Problem statement:
Find the lines below holding the word "this" and copy each of them.

Exercise materials:
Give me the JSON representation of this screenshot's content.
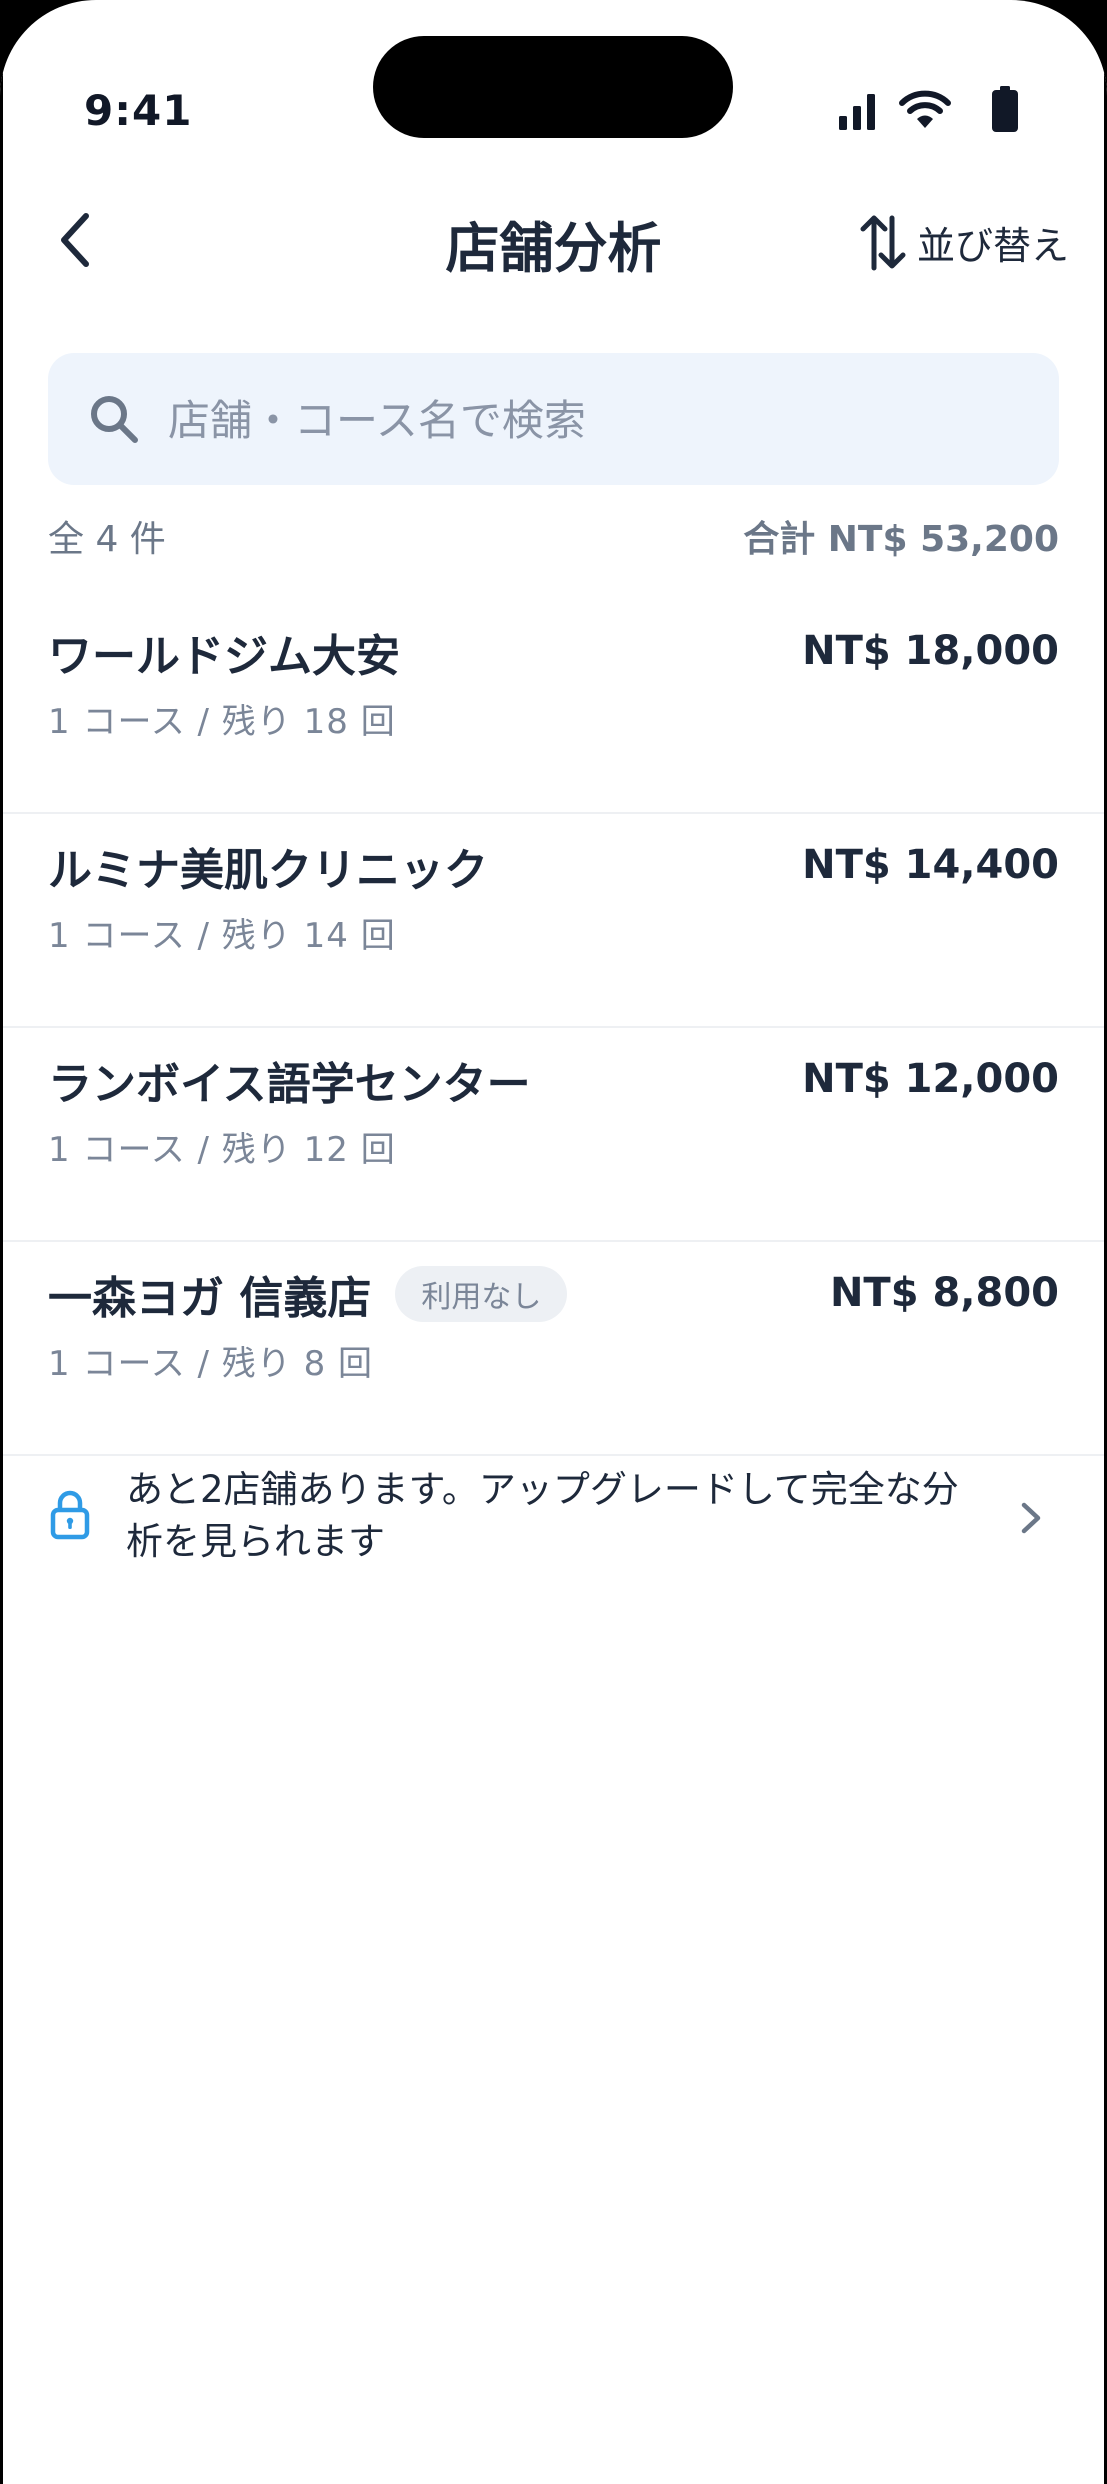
{
  "status_bar": {
    "time": "9:41"
  },
  "nav": {
    "title": "店舗分析",
    "sort_label": "並び替え"
  },
  "search": {
    "placeholder": "店舗・コース名で検索",
    "value": ""
  },
  "summary": {
    "count": "全 4 件",
    "total": "合計 NT$ 53,200"
  },
  "stores": [
    {
      "name": "ワールドジム大安",
      "sub": "1 コース / 残り 18 回",
      "amount": "NT$ 18,000",
      "badge": ""
    },
    {
      "name": "ルミナ美肌クリニック",
      "sub": "1 コース / 残り 14 回",
      "amount": "NT$ 14,400",
      "badge": ""
    },
    {
      "name": "ランボイス語学センター",
      "sub": "1 コース / 残り 12 回",
      "amount": "NT$ 12,000",
      "badge": ""
    },
    {
      "name": "一森ヨガ 信義店",
      "sub": "1 コース / 残り 8 回",
      "amount": "NT$ 8,800",
      "badge": "利用なし"
    }
  ],
  "upgrade": {
    "text": "あと2店舗あります。アップグレードして完全な分析を見られます"
  },
  "colors": {
    "text_primary": "#1e293b",
    "text_secondary": "#7b8698",
    "search_bg": "#eef4fc",
    "accent_lock": "#2f9be6"
  }
}
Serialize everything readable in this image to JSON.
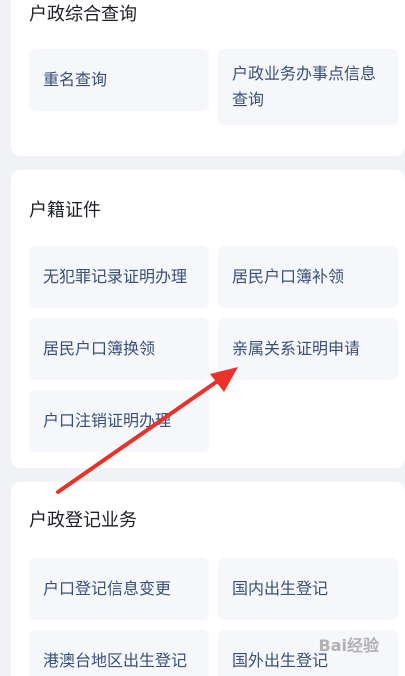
{
  "sections": [
    {
      "title": "户政综合查询",
      "items": [
        "重名查询",
        "户政业务办事点信息查询"
      ]
    },
    {
      "title": "户籍证件",
      "items": [
        "无犯罪记录证明办理",
        "居民户口簿补领",
        "居民户口簿换领",
        "亲属关系证明申请",
        "户口注销证明办理"
      ]
    },
    {
      "title": "户政登记业务",
      "items": [
        "户口登记信息变更",
        "国内出生登记",
        "港澳台地区出生登记",
        "国外出生登记"
      ]
    }
  ],
  "watermark": "Bai经验",
  "colors": {
    "background": "#f1f2f5",
    "card": "#ffffff",
    "tile": "#f6f7fb",
    "tile_text": "#3a4f78",
    "title_text": "#1c1f24",
    "arrow": "#e8322a"
  }
}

Exercise response:
Give me the JSON representation of this screenshot's content.
Serialize everything readable in this image to JSON.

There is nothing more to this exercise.